YOUR OBJECTIVE
Look through the data below. Show each line where the string "label" occurs.

EXTRACTED MATERIAL

==================================================

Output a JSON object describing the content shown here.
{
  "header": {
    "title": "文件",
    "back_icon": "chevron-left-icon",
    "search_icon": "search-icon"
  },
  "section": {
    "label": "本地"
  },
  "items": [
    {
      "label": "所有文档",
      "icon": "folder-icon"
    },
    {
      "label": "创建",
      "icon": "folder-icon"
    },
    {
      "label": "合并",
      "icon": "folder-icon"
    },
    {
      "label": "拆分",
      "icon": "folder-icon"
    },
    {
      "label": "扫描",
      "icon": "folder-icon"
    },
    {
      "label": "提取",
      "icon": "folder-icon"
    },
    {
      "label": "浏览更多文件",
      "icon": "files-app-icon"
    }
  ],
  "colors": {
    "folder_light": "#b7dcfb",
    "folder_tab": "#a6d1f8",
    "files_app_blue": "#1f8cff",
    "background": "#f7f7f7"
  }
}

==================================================

WRITTEN SOLUTION
    "label": "本地"
      "label": "所有文档",
      "label": "创建",
      "label": "合并",
      "label": "拆分",
      "label": "扫描",
      "label": "提取",
      "label": "浏览更多文件",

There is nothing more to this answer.